Governments and business must help countries in Africa deal with the fallout of climate change, the head of the World Bank said Wednesday as her organisation pledged billions for green investment in the continent.
Kristalina Georgieva said it was vital that nations least responsible for global warming are assisted in adapting to the extreme weather and food insecurity their citizens face.
"Africa contributes four percent of CO2 emissions globally but already more than 65 percent of the population there is impacted by climate change, by drought, by flooding, by storms," she told AFP.
Speaking on the eve of the One Planet Summit in Nairobi, Georgieva said green development in Africa was an economic open goal for companies willing to invest in renewable energy, farming technology, and conservation.
"Especially in Africa we would like to see action on adaptation feature prominently," she said. "We are determined to demonstrate that climate action is also good for the economy and good for people."
The World Bank Wednesday announced it was providing $22.5 billion for sustainable development programmes in Africa between 2021-2025.
The UN estimates that by mid-century the continent will be home to more than 2.2 billion people.
This soaring population is likely to put further pressure on regions already susceptible to drought, and could overburden the creaking infrastructure of many of the continent's urban hubs.
A report from risk consultants Verisk Maplecroft last year said that two thirds of cities in Africa face "extreme risk" of climate change threats.
"If cities don't develop taking into account what climate will be 10, 20, 30, 40 years down the road it can be quite catastrophic for the populations," said Ms Georgieva.
Experts from more than 170 nations are in the Kenyan capital this week for the UN Environment Assembly, which aims to push countries to commit to slashing consumption and waste.
The One Planet Summit will see heads of state including French President Emmanuel Macron and Kenyan counterpart Uhuru Kenyatta lend political weight to proceedings.
A constant refrain in environment circles is how to get the private sector to buy in to greening the global economy.
Ms Georgieva said governments could proliferate policies that make it easier for firms to invest in renewables, waste management and habitat protection -- and reap economic rewards by doing so.
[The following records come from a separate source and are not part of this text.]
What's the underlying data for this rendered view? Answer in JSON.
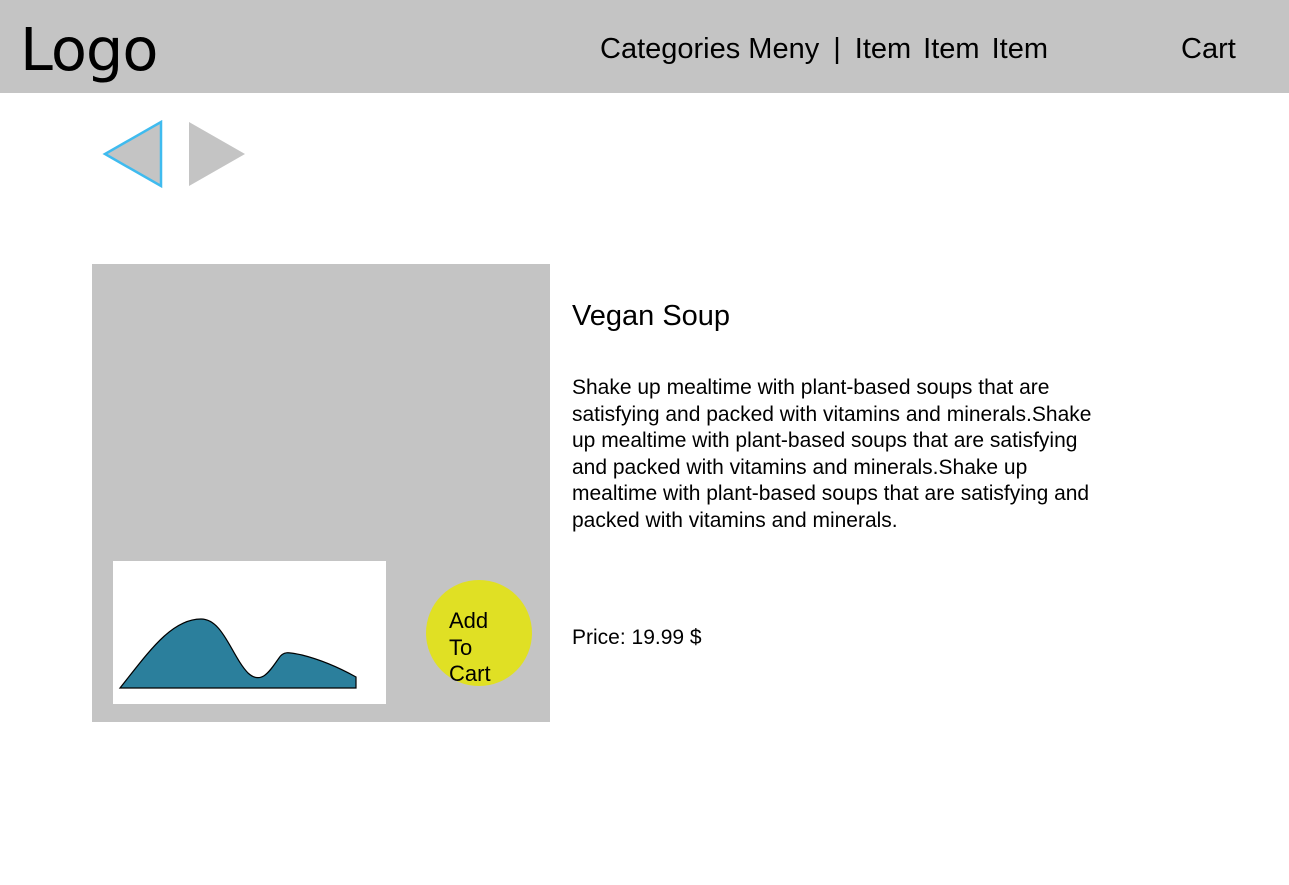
{
  "header": {
    "logo": "Logo",
    "nav": {
      "categories": "Categories Meny",
      "separator": "|",
      "items": [
        "Item",
        "Item",
        "Item"
      ]
    },
    "cart": "Cart"
  },
  "carousel": {
    "prev_icon": "triangle-left-icon",
    "next_icon": "triangle-right-icon",
    "prev_selected": true
  },
  "product": {
    "title": "Vegan Soup",
    "description": "Shake up mealtime with plant-based soups that are satisfying and packed with vitamins and minerals.Shake up mealtime with plant-based soups that are satisfying and packed with vitamins and minerals.Shake up mealtime with plant-based soups that are satisfying and packed with vitamins and minerals.",
    "price": "Price: 19.99 $",
    "add_to_cart": {
      "lines": [
        "Add",
        "To",
        "Cart"
      ]
    },
    "image_icon": "image-placeholder-icon"
  },
  "colors": {
    "header_bg": "#c4c4c4",
    "placeholder_gray": "#c4c4c4",
    "add_to_cart_bg": "#e0e024",
    "image_fill": "#2b7f9c",
    "selected_outline": "#3fbbef"
  }
}
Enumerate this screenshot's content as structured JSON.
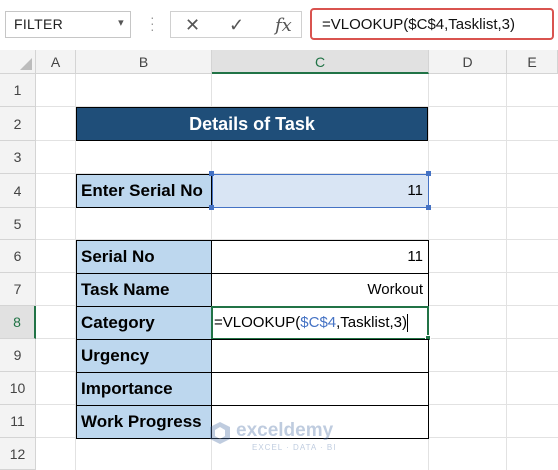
{
  "name_box": {
    "value": "FILTER"
  },
  "formula_bar": {
    "cancel_icon": "cancel-icon",
    "enter_icon": "enter-icon",
    "fx_label": "fx",
    "formula": "=VLOOKUP($C$4,Tasklist,3)"
  },
  "columns": [
    "A",
    "B",
    "C",
    "D",
    "E"
  ],
  "rows": [
    "1",
    "2",
    "3",
    "4",
    "5",
    "6",
    "7",
    "8",
    "9",
    "10",
    "11",
    "12"
  ],
  "sheet": {
    "title": "Details of Task",
    "input_label": "Enter Serial No",
    "input_value": "11",
    "details": [
      {
        "label": "Serial No",
        "value": "11"
      },
      {
        "label": "Task Name",
        "value": "Workout"
      },
      {
        "label": "Category",
        "value": ""
      },
      {
        "label": "Urgency",
        "value": ""
      },
      {
        "label": "Importance",
        "value": ""
      },
      {
        "label": "Work Progress",
        "value": ""
      }
    ],
    "edit_prefix": "=VLOOKUP(",
    "edit_ref": "$C$4",
    "edit_suffix": ",Tasklist,3)"
  },
  "colors": {
    "header": "#1f4e79",
    "label_fill": "#bdd7ee",
    "ref_blue": "#4472c4",
    "selection": "#217346"
  },
  "watermark": {
    "name": "exceldemy",
    "tagline": "EXCEL · DATA · BI"
  }
}
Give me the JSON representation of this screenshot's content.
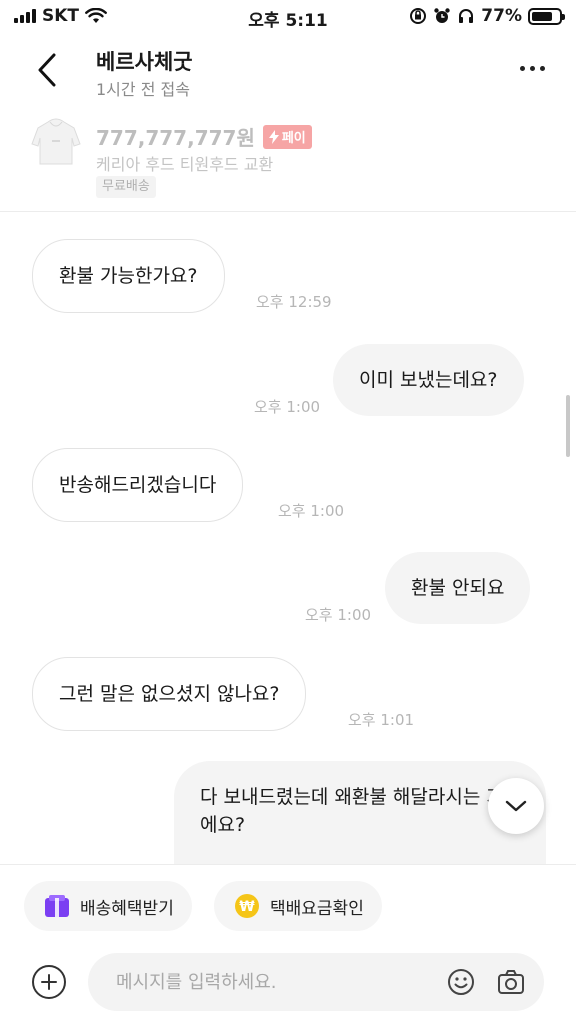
{
  "status_bar": {
    "carrier": "SKT",
    "time": "오후 5:11",
    "battery": "77%",
    "battery_level": 0.77
  },
  "header": {
    "title": "베르사체굿",
    "subtitle": "1시간 전 접속"
  },
  "product": {
    "price": "777,777,777원",
    "pay_badge": "페이",
    "name": "케리아 후드 티원후드 교환",
    "shipping_tag": "무료배송"
  },
  "messages": [
    {
      "side": "in",
      "text": "환불 가능한가요?",
      "time": "오후 12:59"
    },
    {
      "side": "out",
      "text": "이미 보냈는데요?",
      "time": "오후 1:00"
    },
    {
      "side": "in",
      "text": "반송해드리겠습니다",
      "time": "오후 1:00"
    },
    {
      "side": "out",
      "text": "환불 안되요",
      "time": "오후 1:00"
    },
    {
      "side": "in",
      "text": "그런 말은 없으셨지 않나요?",
      "time": "오후 1:01"
    },
    {
      "side": "out",
      "text": "다 보내드렸는데 왜환불 해달라시는 거에요?",
      "time": ""
    }
  ],
  "quick_actions": {
    "delivery": "배송혜택받기",
    "fee": "택배요금확인"
  },
  "composer": {
    "placeholder": "메시지를 입력하세요."
  },
  "colors": {
    "pay_badge": "#f6a5a5",
    "delivery_icon": "#7b3ff2",
    "fee_icon": "#f5c518"
  }
}
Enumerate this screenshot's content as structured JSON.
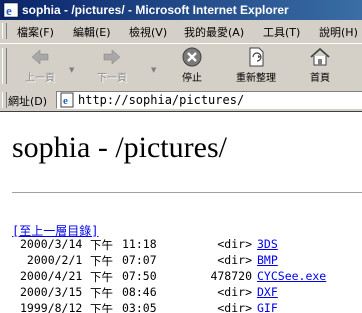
{
  "window": {
    "title": "sophia - /pictures/ - Microsoft Internet Explorer"
  },
  "menu": [
    {
      "label": "檔案(F)"
    },
    {
      "label": "編輯(E)"
    },
    {
      "label": "檢視(V)"
    },
    {
      "label": "我的最愛(A)"
    },
    {
      "label": "工具(T)"
    },
    {
      "label": "說明(H)"
    }
  ],
  "toolbar": {
    "back": "上一頁",
    "forward": "下一頁",
    "stop": "停止",
    "refresh": "重新整理",
    "home": "首頁"
  },
  "address": {
    "label": "網址(D)",
    "url": "http://sophia/pictures/"
  },
  "page": {
    "heading": "sophia - /pictures/",
    "parent_link": "[至上一層目錄]",
    "files": [
      {
        "date": "2000/3/14",
        "ampm": "下午",
        "time": "11:18",
        "size": "<dir>",
        "name": "3DS"
      },
      {
        "date": " 2000/2/1",
        "ampm": "下午",
        "time": "07:07",
        "size": "<dir>",
        "name": "BMP"
      },
      {
        "date": "2000/4/21",
        "ampm": "下午",
        "time": "07:50",
        "size": "478720",
        "name": "CYCSee.exe"
      },
      {
        "date": "2000/3/15",
        "ampm": "下午",
        "time": "08:46",
        "size": "<dir>",
        "name": "DXF"
      },
      {
        "date": "1999/8/12",
        "ampm": "下午",
        "time": "03:05",
        "size": "<dir>",
        "name": "GIF"
      }
    ]
  },
  "colors": {
    "titlebar_start": "#0a246a",
    "titlebar_end": "#3a6ea5",
    "link": "#0000ee",
    "chrome": "#d4d0c8"
  }
}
For example, across Africa -- a continent not short of sun -- solar makes up just 1.5 percent of energy production.
"We are just building defences against (climate change) and doing it by recognising the incredible value of our oceans, our forests, out land, and the species on which the harmony of our planet depends," she said.
"I see tremendous economic potential in that. Environmental consciousness is at the same time economic consciousness because if we ruin our ecosystems then there is a huge economic price to pay."